As a new school year begins amid the COVID-19 pandemic, deciding to send children back to the classroom can be difficult, especially when your child has pulmonary hypertension (PH). Three pediatric PH specialists share guidance to help parents determine appropriate learning options for their children with PH.
Consider your child’s circumstances. When deciding whether your child should return to in-person classes, consider individual risk levels, says Edward Kirkpatrick, M.D., pediatric PH director at Children’s Hospital of Wisconsin in Milwaukee. Some children with minimal PH symptoms might be at lower risk of developing COVID-19 or other virus complications. Those with compromised heart function, oxygen requirements or are prone to pulmonary infections might be at higher risk of complications. “It is up to the family and their providers to see where the child falls,” says Dr. Kirkpatrick.
Consult your child’s PH care team. Your child’s PH care team knows his or her condition and risk level best, says Nidhy Varghese, M.D., medical director of the pulmonary hypertension program at Texas Children’s Hospital in Houston. They will consider your child’s physical and emotional health – as well as your emotional health, she says. “Ultimately, it is a decision that comes down to the parent and the medical team discussing the child from all different angles.”
Weigh your options. There are risks and benefits to online and in-person learning. Consider how many COVID-19 cases are in your area, the school’s practices to protect students, whether masks are mandatory in the classroom and similar issues, Dr. Varghese recommends. “Going back to school can be really anxiety provoking for the family,” says Dr. Varghese. Researching ahead of time can help reduce worry when deciding to send your child back to school, she says.
Communicate with the school, advises Eric Austin, M.D., pediatric PH director, Vanderbilt Children’s Hospital in Nashville. The CDC recommends parents discuss measures to reduce the risks of contracting and spreading COVID-19 with schools and teachers. For example, ask whether the school can install a plexiglass divider or allow your child to stay in one classroom all day, Dr. Varghese says.

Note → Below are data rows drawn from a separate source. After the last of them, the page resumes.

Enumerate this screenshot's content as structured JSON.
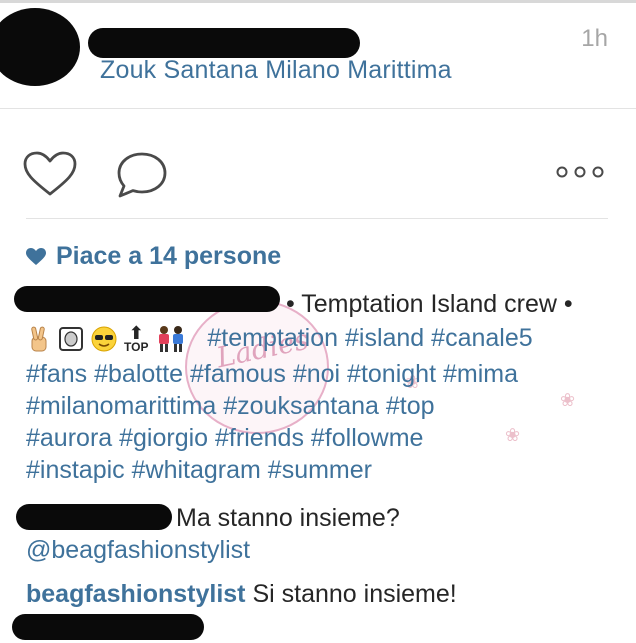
{
  "post": {
    "location": "Zouk Santana Milano Marittima",
    "time": "1h",
    "likes": "Piace a 14 persone",
    "caption": {
      "text": "• Temptation Island crew •",
      "line2_tags": "#temptation #island #canale5",
      "line3": "#fans #balotte #famous #noi #tonight #mima",
      "line4": "#milanomarittima #zouksantana #top",
      "line5": "#aurora #giorgio #friends #followme",
      "line6": "#instapic #whitagram #summer",
      "emoji_top_label": "TOP"
    },
    "comments": [
      {
        "text": "Ma stanno insieme?",
        "mention": "@beagfashionstylist"
      },
      {
        "username": "beagfashionstylist",
        "text": "Si stanno insieme!"
      }
    ]
  },
  "colors": {
    "link": "#3f729b",
    "text": "#262626",
    "muted": "#a6a6a6"
  },
  "icons": [
    "heart-outline-icon",
    "comment-bubble-icon",
    "more-options-icon",
    "heart-filled-icon"
  ]
}
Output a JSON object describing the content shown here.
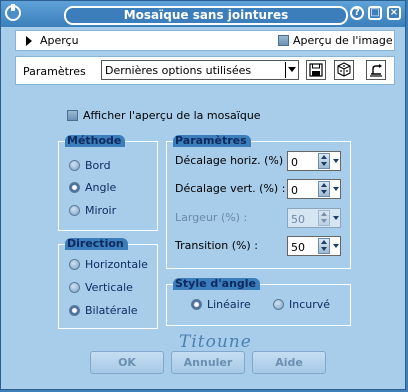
{
  "window": {
    "title": "Mosaïque sans jointures"
  },
  "titlebar": {
    "help_glyph": "?",
    "restore_glyph": "□",
    "close_glyph": "×"
  },
  "preview": {
    "label": "Aperçu",
    "image_preview_label": "Aperçu de l'image",
    "image_preview_checked": false
  },
  "parameters_bar": {
    "label": "Paramètres",
    "preset_value": "Dernières options utilisées"
  },
  "tile_preview": {
    "label": "Afficher l'aperçu de la mosaïque",
    "checked": false
  },
  "method_group": {
    "title": "Méthode",
    "options": [
      "Bord",
      "Angle",
      "Miroir"
    ],
    "selected": "Angle"
  },
  "direction_group": {
    "title": "Direction",
    "options": [
      "Horizontale",
      "Verticale",
      "Bilatérale"
    ],
    "selected": "Bilatérale"
  },
  "params_group": {
    "title": "Paramètres",
    "horizontal_offset_label": "Décalage horiz. (%) :",
    "horizontal_offset_value": "0",
    "vertical_offset_label": "Décalage vert. (%) :",
    "vertical_offset_value": "0",
    "width_label": "Largeur (%) :",
    "width_value": "50",
    "transition_label": "Transition (%) :",
    "transition_value": "50"
  },
  "corner_style_group": {
    "title": "Style d'angle",
    "options": [
      "Linéaire",
      "Incurvé"
    ],
    "selected": "Linéaire"
  },
  "watermark": "Titoune",
  "buttons": {
    "ok": "OK",
    "cancel": "Annuler",
    "help": "Aide"
  },
  "colors": {
    "window_bg": "#a8cdea",
    "titlebar": "#3c7dbb",
    "group_label_text": "#0d2a5e"
  }
}
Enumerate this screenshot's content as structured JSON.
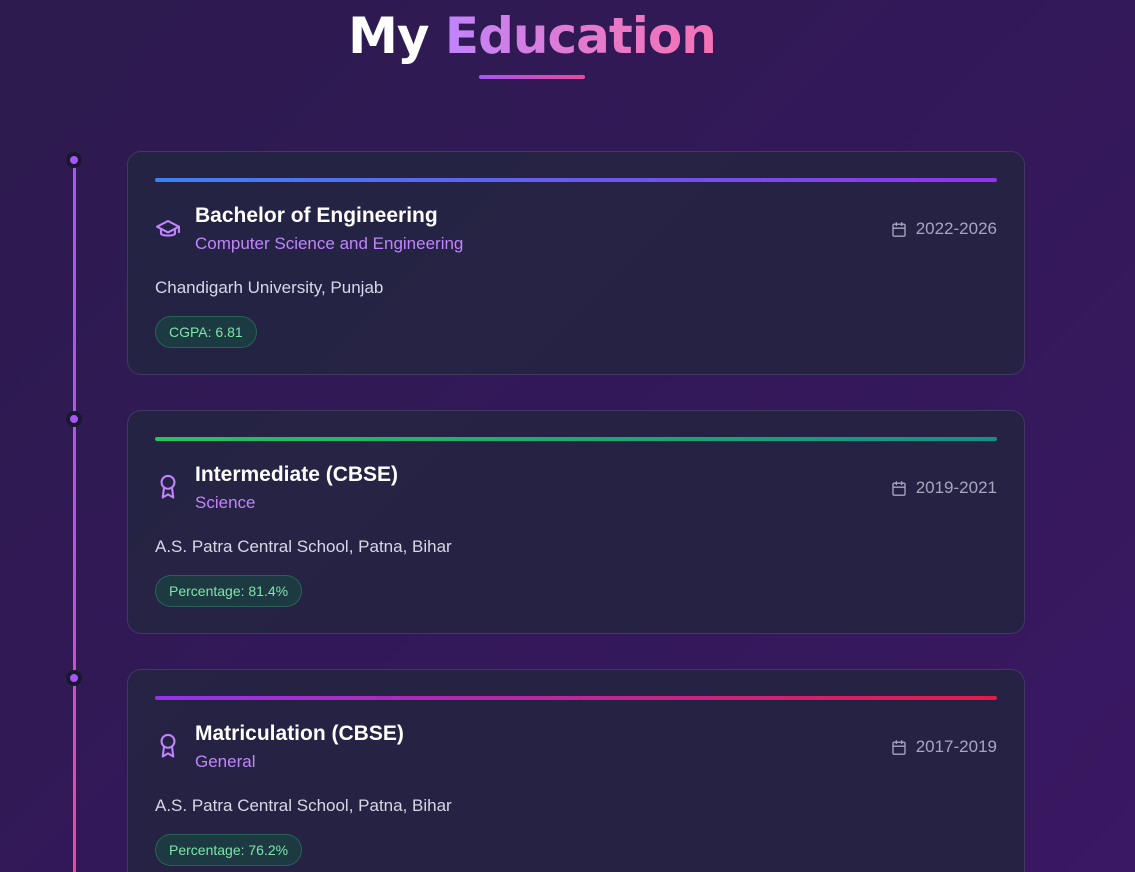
{
  "header": {
    "title_word1": "My",
    "title_word2": "Education"
  },
  "colors": {
    "accent_purple": "#a855f7",
    "accent_pink": "#ec4899",
    "field_text": "#c084fc",
    "badge_text": "#7ee6a8"
  },
  "education": [
    {
      "degree": "Bachelor of Engineering",
      "field": "Computer Science and Engineering",
      "years": "2022-2026",
      "institution": "Chandigarh University, Punjab",
      "score": "CGPA: 6.81",
      "icon": "graduation-cap-icon"
    },
    {
      "degree": "Intermediate (CBSE)",
      "field": "Science",
      "years": "2019-2021",
      "institution": "A.S. Patra Central School, Patna, Bihar",
      "score": "Percentage: 81.4%",
      "icon": "award-icon"
    },
    {
      "degree": "Matriculation (CBSE)",
      "field": "General",
      "years": "2017-2019",
      "institution": "A.S. Patra Central School, Patna, Bihar",
      "score": "Percentage: 76.2%",
      "icon": "award-icon"
    }
  ]
}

Inform administrators and teachers about your child’s condition. “Review plans of action with the school, teacher, staff, and if available, nurse team,” Dr. Austin says. Consider making the discussion part of your 504 planning meeting, Dr. Varghese says.
Reinforce precautions with your child. If a child is going back to the classroom, remind him or her not to touch the eyes, nose and mouth, Dr. Austin says. Children can wear nonprescription or prescription eyeglasses to shield their eyes if they are comfortable wearing them, he says. Make sure your child has his or her own water bottle and hand sanitizer to avoid touching shared items. Help your child understand why he or she should avoid before- or after-school activities to reduce exposure.
Make a contingency plan. Create an action plan for new issues that arise with your child’s PH, Dr. Austin says. If your child’s siblings attend class in person, there is a chance they could be exposed to COVID-19 at school. Make sure you have a plan on how to isolate anyone in your home who is exposed to COVID-19, Dr. Kirkpatrick says. He recommends self-quarantining in a separate room, distancing from other family members and possibly wearing masks at home to prevent exposing your child with PH.
Continue following your child’s usual medical regimen. It’s important students receive regular pediatric care and take their medications when going back to school. “It’s common for kids to have to take their PH meds while in school, and families need to make sure that the school can accommodate them,” Dr. Kirkpatrick says. Ask the school to let you know if the school nurse will be out for the day, so you can make needed adjustments, Dr. Kirkpatrick says.
Bonus Tip – Prepare for flu season. Flu season is always a huge risk for young PH patients, Dr. Varghese says. Parents should continue to practice infection control and ensure your children receive their yearly flu vaccines, Dr. Kirkpatrick says.
“Maintain a high index of suspicion, and continue to maintain all of the protection intervention families are doing now through COVID season and through flu and cold season,” Dr. Varghese says. If COVID-19, the flu or other illness flare up in your community, consider keeping your child home for a day or so as extra precaution, Dr. Austin says.
Learn more about back-to-school planning in the Pulmonary Hypertension Association (PHA)’s updated COVID-19 FAQ.
Want to know whether other parents are sending their children with PH back to school? Join PHA at 7 p.m. EDT Sept. 11 for a virtual pediatric support group. Bring your questions and concerns about going back to school. Reserve your spot.